In the field of comparative religion, Al Biruni regards all religions as being related to each other, no matter how distantly, and how dissimilar they might appear to be, because all religions are, ultimately, human constructs in an effort to know God, or the Divine. Al Biruni is considered to be one of the most important authorities on the history of religion, and the religions he studied included Judaism, Zoroastrianism, Hinduism, Christianity, Buddhism, Islam and other religions as well. When it came to Hinduism, Al Biruni deplored the dearth of primary sources that were available to him, and also deplored the works of those scholars who approached the study of Hinduism with the sole agenda of proving it to be wrong. Guided by a high sense of ethics and a sincere desire to learn, Al Biruni sought to explain the various religions of the world to one another. Because of Al Biruni’s objectivity and adherence to the facts regarding the religions and cultures he studied, his works in the fields of ethnography and comparative religion were eagerly sought.
A Summary of Al Biruni’s Other Scientific and Scholarly Accomplishments

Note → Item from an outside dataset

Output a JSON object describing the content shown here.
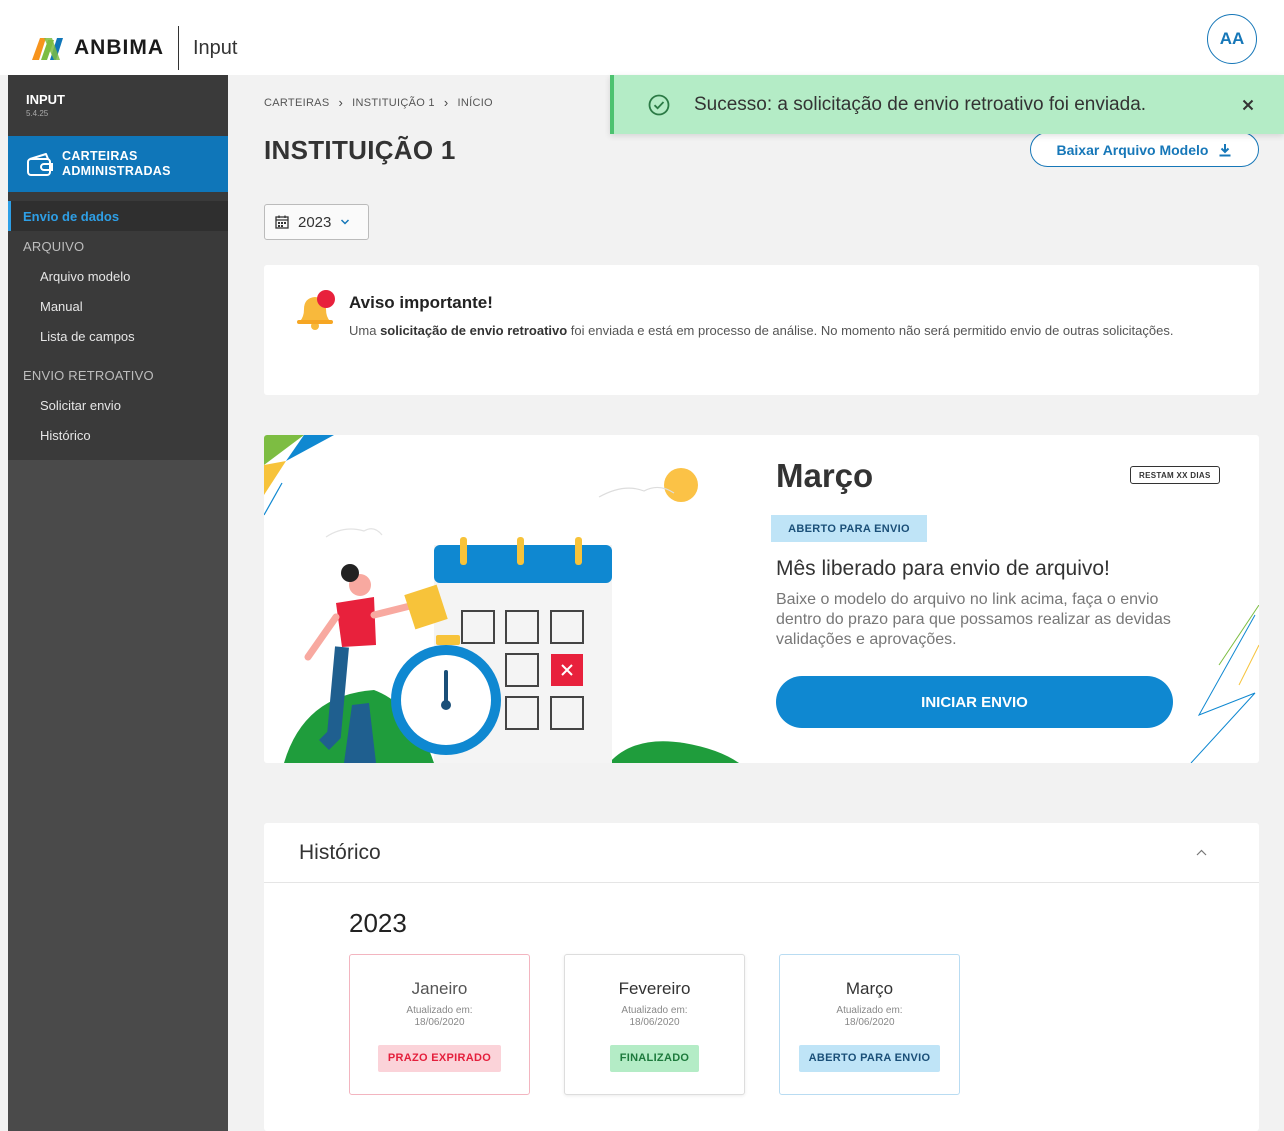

In short, Al Biruni was one of the most gifted and prolific scientists and scholars of the medieval Muslim Golden Age. Possessed of an astounding and inquisitive intellect, he was also a great humanist and world citizen, and always strove to promote learning and understanding between different nations, cultures and civilizations. All areas of human knowledge, learning and wisdom were the subject of his tireless investigations, explorations and discoveries.
In the field of geography, Al Biruni’s most celebrated achievement was to use the measured height of a mountain combined with trigonometric calculations, all aided by the use of an astrolabe, to measure the radius of the earth with remarkable precision. Al Biruni is seen as the father of geodesy, or the use of mathematical calculations to determine the geographical coordinates of places on earth. He is also credited as being one of the first to apply the experimental scientific method to the study of mechanics, a branch of physics that deals with the impact of outside forces on the motion of physical objects. Al Biruni united the sciences of hydrostatics and dynamics to create the new field of hydrodynamics. In pharmacology and mineralogy, Al Biruni measured the specific gravity of many metals and minerals with great precision, using an apparatus he designed and constructed himself.